↓

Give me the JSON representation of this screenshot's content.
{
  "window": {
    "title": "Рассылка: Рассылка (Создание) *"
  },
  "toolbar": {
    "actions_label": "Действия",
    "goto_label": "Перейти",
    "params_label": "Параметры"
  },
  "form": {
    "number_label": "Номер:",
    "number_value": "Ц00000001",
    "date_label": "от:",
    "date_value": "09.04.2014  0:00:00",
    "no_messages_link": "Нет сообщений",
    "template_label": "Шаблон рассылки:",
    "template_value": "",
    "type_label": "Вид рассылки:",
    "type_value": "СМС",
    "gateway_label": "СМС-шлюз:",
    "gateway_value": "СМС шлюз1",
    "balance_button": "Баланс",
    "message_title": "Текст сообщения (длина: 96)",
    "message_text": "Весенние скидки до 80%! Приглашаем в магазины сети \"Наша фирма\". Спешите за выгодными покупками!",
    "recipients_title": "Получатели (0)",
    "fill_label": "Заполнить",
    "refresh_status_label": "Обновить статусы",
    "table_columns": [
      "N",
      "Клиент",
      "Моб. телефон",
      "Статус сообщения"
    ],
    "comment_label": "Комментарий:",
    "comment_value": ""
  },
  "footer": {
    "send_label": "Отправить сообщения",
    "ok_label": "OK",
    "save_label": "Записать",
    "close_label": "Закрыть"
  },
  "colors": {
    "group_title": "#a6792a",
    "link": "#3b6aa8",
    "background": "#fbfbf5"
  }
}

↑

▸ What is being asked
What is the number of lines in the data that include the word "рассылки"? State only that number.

▸ Task output
2